# Exercise prompt:
In the entries below, filter for the word "button" and copy every matching line.

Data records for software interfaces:
━━━━━━
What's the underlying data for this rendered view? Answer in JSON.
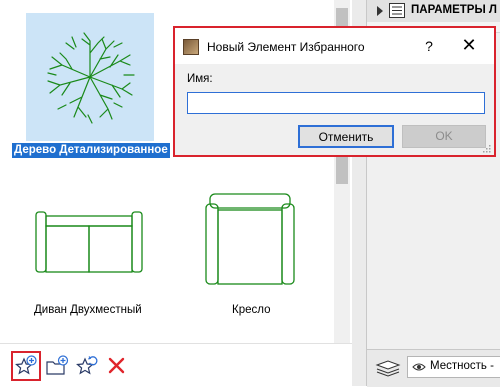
{
  "favorites": {
    "items": [
      {
        "label": "Дерево Детализированное",
        "icon": "tree-plan-icon",
        "selected": true
      },
      {
        "label": "Диван Двухместный",
        "icon": "sofa-plan-icon",
        "selected": false
      },
      {
        "label": "Кресло",
        "icon": "armchair-plan-icon",
        "selected": false
      }
    ],
    "toolbar": [
      {
        "name": "new-favorite-button",
        "icon": "star-plus-icon"
      },
      {
        "name": "new-folder-button",
        "icon": "folder-plus-icon"
      },
      {
        "name": "redefine-favorite-button",
        "icon": "star-refresh-icon"
      },
      {
        "name": "delete-favorite-button",
        "icon": "red-x-icon"
      }
    ]
  },
  "right_panel": {
    "header_title": "ПАРАМЕТРЫ Л",
    "layer_value": "Местность -"
  },
  "dialog": {
    "title": "Новый Элемент Избранного",
    "help": "?",
    "close": "✕",
    "name_label": "Имя:",
    "name_value": "",
    "cancel_label": "Отменить",
    "ok_label": "OK",
    "ok_enabled": false
  },
  "colors": {
    "selection_bg": "#cce4f7",
    "selection_label_bg": "#1f6fcf",
    "highlight_outline": "#d9232d",
    "plan_green": "#1a8a1a",
    "accent_blue": "#2e6fd6"
  }
}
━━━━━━
# Written solution:
        "name": "new-favorite-button",
        "name": "new-folder-button",
        "name": "redefine-favorite-button",
        "name": "delete-favorite-button",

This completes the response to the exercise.